Your blog brings people to your business. Each page has an objective and it can be hard to reach that objective if there are many different things you want people to do.

Do you want them to read the blog post? Sign up for your mailing list? Click an ad? Fill out a form?

You might be saying that you want people to do all of these things, but there has to be a priority to the list. The primary objective of anything you see on this blog is to get you to read it.

That means there are no ads or pop-ups. There is no form in the middle of the content.

But the overall goal of the site is to get more clients so how do these two objectives work together? The content leads you to the idea that we can work together. But you came here to answer a question or get a solution to a problem.

You don’t get that if you are too distracted to read. Once that objective has been checked off then maybe you’ll go to the next objective.

Although not every site that I design is a single-column, the majority are. The ones that need more than one column add complexity to fulfilling certain objectives because you don’t know what the reader is going to do.

Are they going to focus on the main content or get distracted by the sidebar?

It’s All About the Text

People come to your blog to read so you must make sure it is easy to read. Try to use a font-size of at least 18px for the body font.

Smaller sizes look cooler, but you don’t want your readers’ eyes to feel like they ran a marathon after each paragraph. Remember, you will very rarely read your blog on the actual site.

And because you know what’s being put on there you might not feel the need to read every single word so your reading experience is going to be a lot different than that of your readers.

You never want your readers to feel intimidated when they get to your site. You don’t want them to have to make the decision on whether or not they want to read your site. You don’t want them to even consider if it’s going to be worth their time.

Make the text a decent size so that the only focus of the reader is consuming the content. If you can do that then you’ll see the retention rate of your site improve greatly.

Make Links Look Like Links

One of the great things about the web is how everything is interlinked. It’s fun to go through a blog and bounce around to the different pages. It’s like finding a treasure chest in a maze.

But that only happens if you ensure the links look like links. There are too many blogs that try to get cute with their links. They’ll make them a similar color to the text and so the only way to know if something is a link is by hovering over every word.

Nobody wants to do that shit.

Make your links stand out and if the concern is that it will cause people to click away from the post then ensure that every link opens in a new tab.

You can set this up to be the default action by using RankMath.

With our current design (hopefully this doesn’t change by the time you read this) we are using a blackish color for the regular text and a reddish color for links. You can’t miss the links in any of the blog posts.

You Need to Create a Pleasant Reading Experience

Somewhere along the way many designers have forgotten about the importance of a pleasant reading experience. The focus is on so many other elements of a design that the actual reading portion gets pushed to the side.

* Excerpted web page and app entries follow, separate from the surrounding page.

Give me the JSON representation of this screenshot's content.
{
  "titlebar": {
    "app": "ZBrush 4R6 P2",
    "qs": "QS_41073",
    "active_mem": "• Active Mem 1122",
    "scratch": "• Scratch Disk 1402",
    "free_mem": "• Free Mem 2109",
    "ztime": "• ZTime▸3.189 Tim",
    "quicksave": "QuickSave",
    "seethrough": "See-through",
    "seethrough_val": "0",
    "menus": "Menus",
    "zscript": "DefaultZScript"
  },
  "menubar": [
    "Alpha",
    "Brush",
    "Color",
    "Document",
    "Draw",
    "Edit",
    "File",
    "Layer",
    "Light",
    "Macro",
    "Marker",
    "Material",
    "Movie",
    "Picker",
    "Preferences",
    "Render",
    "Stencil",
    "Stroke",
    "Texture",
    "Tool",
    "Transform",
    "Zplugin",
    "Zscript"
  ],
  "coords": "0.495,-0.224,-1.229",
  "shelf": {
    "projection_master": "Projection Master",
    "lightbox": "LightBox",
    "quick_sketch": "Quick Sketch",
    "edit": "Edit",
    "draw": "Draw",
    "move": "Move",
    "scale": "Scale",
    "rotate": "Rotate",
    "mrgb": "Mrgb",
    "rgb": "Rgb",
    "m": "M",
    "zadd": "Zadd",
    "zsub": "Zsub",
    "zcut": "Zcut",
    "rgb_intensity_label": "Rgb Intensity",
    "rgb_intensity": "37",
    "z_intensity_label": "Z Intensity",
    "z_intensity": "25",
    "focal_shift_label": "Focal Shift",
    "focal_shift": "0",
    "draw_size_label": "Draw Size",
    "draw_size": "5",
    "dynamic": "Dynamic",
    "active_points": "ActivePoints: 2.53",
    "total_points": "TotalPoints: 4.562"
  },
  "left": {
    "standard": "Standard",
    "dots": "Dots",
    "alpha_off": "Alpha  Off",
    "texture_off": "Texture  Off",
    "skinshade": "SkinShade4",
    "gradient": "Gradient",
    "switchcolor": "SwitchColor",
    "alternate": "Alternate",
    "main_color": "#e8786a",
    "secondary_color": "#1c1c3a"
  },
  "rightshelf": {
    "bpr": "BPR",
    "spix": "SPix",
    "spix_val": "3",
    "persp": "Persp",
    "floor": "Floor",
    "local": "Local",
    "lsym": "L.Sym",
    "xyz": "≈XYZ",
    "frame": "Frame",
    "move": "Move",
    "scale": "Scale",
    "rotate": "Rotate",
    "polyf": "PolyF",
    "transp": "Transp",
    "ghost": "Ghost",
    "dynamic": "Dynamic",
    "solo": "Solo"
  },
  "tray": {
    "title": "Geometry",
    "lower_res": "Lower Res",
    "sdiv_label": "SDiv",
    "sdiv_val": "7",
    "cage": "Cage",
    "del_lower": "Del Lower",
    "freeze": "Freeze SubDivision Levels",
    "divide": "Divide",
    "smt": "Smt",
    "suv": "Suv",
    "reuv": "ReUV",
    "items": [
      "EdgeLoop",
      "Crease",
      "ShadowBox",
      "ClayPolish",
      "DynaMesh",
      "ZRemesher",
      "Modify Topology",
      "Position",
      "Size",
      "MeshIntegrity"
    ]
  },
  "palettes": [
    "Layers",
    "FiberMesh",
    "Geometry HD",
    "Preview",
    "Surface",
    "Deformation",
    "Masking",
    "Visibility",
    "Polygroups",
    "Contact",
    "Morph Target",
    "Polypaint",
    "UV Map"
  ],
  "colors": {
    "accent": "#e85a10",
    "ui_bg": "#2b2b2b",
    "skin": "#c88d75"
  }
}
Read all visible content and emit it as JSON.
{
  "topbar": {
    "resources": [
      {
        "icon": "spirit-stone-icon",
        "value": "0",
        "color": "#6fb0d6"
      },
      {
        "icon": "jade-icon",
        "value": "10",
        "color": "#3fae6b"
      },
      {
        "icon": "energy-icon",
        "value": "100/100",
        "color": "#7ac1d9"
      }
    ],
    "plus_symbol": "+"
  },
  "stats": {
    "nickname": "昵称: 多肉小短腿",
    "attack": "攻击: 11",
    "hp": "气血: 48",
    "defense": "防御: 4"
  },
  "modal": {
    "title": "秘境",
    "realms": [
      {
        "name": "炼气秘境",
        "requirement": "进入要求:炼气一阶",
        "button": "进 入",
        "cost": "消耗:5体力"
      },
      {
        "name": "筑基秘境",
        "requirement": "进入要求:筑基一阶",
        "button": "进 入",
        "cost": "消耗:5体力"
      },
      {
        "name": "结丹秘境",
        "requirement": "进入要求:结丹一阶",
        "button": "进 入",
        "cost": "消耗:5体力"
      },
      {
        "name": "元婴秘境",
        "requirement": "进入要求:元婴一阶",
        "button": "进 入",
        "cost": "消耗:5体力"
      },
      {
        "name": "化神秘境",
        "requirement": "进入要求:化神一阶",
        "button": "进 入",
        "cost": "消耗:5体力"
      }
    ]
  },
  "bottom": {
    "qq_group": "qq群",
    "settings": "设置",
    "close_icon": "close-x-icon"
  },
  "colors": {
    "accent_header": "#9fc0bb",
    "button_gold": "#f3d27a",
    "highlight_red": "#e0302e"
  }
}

And yet, why else are people going to visit your blog?

It’s not because they are impressed with the widgets flying around or how you’ve layered 27 photos on top of each other to create an effect that people are going to forget about.

Imagine someone deciding that they are going to sit down and read your blog for the night. They aren’t going to read anything else.

Just your blog.

Would that change your focus on how you’re going to design things?

Bonus Practice: Mobile First

Chances are that the majority of your readers are going to come to your site via their mobile devices. The mobile experience is completely different than the desktop one.

But because many of us design our blogs on our desktop, the mobile experience gets neglected. Your job should be to design the best mobile experience possible and then as the screen gets bigger figure out if there are other elements you can add to enhance the experience.

Don’t just add shit to fulfill your own ego because after the first 3 visits that you do to your blog, you’re going to see that cool thing doesn’t do much at all.